Mikaell is excellent as the young Tonton, leveraging childish exuberance against genuine acting chops to deliver real emotionality, without resorting to the sing-song delivery of yore. When we first meet Tonton, he’s living a simple life with his mother, Elay (De Rossi), who regales him with him stories of fairies, giants, and a mystical island of fireflies that grant wishes. When tragedy strikes, Tonton sets out on a quest to reach the storied island, and make a crucial wish. Along the way, he’s joined by an eclectic cast of characters, all of whom have their own reasons for helping him.

Tonton and his mother live a simple life, sharing stories of fairies, giants, and fireflies.

Tanfelix keeps things aloof as Billy, a young man who’s slow to trust, playing in direct contrast to the vivacious, outgoing nature of Ortega’s headstrong Erika. Quizon lends his veteran presence to the quartet as Louie, a man looking to make amends for the mistakes he’s made in life. As we spend more time with each character, and they learn more about Tonton, the universality of a child’s love for their mother will unite them in ways none of them could have predicted.

From the claustrophobic slums of Mega Manila to the sprawling fields, mountains, and oceans that lie beyond it, ace cinematographer Neil Daza’s shots pay tribute to the endless, idyllic wonders this country has to offer–if only we took the time to look. When Tonton and his companions take in one breathtaking vista after another, the contemplative vibe is palpable. Just as Suzume painted an idyllic image of the Japanese countryside, Firefly’s visuals play like the greatest road trip you never thought to take (but probably should).

Speaking with PhilSTAR L!fe following the media screening, Ortega revealed that the chance to shoot in multiple idyllic locations in the weeks following the pandemic was an opportunity that was too good to pass up. Furthermore, she described the story as one whose honesty and emotionality she couldn’t help but be captivated by. It was a sentiment echoed by Tanfelix, who shared that he was a fan of coming-of-age stories, and an even bigger fan of Zig Dulay: “It’s more than a coming-of-age story—it’s a story about the love of a mother for her child, and that’s a big reason why I wanted to do this project.”

Following his mother's passing, Tonton is joined by an eclectic cast of characters, all of whom have their own reasons for helping him.

CGI is judiciously applied to bring elements of Elay’s stories to life, complementing the proceedings with a layer of whimsy that enhances—rather than detracts from—the narrative. The visual wizardry is at its most effective when subtly interjecting images and elements from Elay’s stories into the real world. Seeing things through Tonton’s eyes, we realize just how strong his foundation is, and believe that a child could influence three adults to join him. 

When asked about his thoughts on the film’s resonance, Dulay shared, “I’m always nervous when I see my movies with an audience.
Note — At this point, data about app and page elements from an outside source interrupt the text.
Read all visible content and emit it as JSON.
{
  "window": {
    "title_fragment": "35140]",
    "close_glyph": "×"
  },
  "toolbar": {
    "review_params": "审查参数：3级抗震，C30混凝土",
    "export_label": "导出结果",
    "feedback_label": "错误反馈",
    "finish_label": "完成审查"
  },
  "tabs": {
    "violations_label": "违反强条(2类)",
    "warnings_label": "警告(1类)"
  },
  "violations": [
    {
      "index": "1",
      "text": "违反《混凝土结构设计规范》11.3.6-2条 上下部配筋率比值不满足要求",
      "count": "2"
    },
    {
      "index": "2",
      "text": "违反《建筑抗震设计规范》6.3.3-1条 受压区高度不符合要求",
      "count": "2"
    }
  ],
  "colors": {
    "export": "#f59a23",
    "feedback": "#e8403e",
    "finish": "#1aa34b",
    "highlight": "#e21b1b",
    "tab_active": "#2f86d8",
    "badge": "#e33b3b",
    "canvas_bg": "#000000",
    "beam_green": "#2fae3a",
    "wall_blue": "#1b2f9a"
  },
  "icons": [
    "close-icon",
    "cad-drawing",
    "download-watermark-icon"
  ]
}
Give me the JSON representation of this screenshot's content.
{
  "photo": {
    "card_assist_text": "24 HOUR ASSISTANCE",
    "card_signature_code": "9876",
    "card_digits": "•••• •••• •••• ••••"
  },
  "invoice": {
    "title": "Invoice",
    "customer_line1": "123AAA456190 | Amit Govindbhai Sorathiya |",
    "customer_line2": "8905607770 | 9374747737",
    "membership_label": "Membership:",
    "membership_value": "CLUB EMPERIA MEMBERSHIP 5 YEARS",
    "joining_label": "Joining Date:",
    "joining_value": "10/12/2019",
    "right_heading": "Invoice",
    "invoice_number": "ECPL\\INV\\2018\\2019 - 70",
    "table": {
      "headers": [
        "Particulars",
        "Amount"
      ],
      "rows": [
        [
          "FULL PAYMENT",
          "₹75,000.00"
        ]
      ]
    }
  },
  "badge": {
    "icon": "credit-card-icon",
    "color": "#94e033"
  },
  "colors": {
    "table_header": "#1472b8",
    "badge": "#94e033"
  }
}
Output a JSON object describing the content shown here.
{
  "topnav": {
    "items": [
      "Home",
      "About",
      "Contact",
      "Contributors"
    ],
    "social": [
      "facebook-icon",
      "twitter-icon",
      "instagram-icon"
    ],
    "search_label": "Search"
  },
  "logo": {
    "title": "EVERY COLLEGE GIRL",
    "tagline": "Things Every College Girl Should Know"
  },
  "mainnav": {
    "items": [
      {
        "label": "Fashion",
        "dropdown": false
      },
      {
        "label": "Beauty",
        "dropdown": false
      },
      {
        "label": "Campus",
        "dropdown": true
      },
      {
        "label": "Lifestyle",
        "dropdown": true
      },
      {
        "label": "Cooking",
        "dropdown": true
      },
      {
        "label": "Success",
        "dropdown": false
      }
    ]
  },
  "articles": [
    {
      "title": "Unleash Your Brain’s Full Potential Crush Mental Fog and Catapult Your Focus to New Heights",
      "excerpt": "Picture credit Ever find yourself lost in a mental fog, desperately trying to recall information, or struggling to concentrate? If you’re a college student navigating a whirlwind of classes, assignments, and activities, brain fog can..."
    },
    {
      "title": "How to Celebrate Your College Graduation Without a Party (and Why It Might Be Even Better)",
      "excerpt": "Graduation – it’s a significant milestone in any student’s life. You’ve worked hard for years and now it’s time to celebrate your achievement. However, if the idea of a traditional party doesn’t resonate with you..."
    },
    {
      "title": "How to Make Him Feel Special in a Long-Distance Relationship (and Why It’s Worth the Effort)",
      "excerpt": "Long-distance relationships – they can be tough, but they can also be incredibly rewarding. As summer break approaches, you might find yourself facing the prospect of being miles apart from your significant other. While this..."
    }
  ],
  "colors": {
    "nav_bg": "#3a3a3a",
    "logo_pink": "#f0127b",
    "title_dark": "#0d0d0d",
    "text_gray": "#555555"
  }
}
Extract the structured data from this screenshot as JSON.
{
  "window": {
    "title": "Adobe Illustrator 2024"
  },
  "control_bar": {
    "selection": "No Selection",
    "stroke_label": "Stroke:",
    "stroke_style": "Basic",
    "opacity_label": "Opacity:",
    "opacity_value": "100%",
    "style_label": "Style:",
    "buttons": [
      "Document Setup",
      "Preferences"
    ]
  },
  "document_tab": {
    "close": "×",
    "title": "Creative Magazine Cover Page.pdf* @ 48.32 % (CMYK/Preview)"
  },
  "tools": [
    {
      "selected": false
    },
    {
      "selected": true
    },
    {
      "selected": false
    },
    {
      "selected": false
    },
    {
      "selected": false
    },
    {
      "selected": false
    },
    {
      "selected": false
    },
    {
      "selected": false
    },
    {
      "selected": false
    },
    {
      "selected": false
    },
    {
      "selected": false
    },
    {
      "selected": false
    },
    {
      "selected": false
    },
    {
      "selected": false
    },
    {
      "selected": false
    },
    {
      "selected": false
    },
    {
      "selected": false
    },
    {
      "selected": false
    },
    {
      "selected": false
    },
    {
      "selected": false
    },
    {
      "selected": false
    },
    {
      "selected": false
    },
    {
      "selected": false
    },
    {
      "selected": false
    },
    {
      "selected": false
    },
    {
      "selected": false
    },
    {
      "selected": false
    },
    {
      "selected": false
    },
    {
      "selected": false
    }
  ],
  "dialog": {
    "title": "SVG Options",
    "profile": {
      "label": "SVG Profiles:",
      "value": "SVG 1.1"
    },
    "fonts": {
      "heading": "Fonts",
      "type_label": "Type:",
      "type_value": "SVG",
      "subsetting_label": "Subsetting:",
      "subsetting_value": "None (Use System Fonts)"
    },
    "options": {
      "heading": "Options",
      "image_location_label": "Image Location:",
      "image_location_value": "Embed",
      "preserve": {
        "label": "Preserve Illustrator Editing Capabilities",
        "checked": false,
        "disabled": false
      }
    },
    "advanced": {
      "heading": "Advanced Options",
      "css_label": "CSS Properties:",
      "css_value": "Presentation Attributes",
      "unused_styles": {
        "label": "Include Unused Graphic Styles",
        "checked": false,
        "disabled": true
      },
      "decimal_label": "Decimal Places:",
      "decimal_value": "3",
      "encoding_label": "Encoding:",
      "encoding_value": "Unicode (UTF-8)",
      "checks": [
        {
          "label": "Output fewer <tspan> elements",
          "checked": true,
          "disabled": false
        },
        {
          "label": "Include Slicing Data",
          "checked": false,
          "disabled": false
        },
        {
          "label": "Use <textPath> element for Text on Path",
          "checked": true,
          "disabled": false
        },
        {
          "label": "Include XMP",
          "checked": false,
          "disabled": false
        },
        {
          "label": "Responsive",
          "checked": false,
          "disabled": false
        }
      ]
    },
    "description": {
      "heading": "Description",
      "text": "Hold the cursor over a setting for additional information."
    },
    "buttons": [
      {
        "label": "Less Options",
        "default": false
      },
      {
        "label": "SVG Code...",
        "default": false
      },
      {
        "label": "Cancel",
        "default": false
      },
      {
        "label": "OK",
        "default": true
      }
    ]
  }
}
As a storyteller, the most important element is being able to connect with the viewer, because without that connection, it’s meaningless. If even one person is touched by the work, that’s a victory for the filmmaker.”

Having viewed the completed film, Dulay can definitely breathe a sigh of relief–Firefly is a sincere, emotional journey that tugs on the heartstrings in all the usual ways, while moving the viewer in ways one won’t necessarily expect. This is a film for the entire family to enjoy, and by the time Tonton and his friends reach the end of their quest, you’ll have witnessed something altogether greater (and rarer) than a baseline festival entry: an instant classic.

Firefly opens in Philippine cinemas on Dec. 25 along with nine other entries (A Mother and Son's Story, When I Met You in Tokyo, Mallari, Penduko, Rewind, Becky and Badette, GomBurZa, Broken Hearts Trip, and Kampon) as part of the Metro Manila Film Festival running until Jan. 7. Watch the trailer below.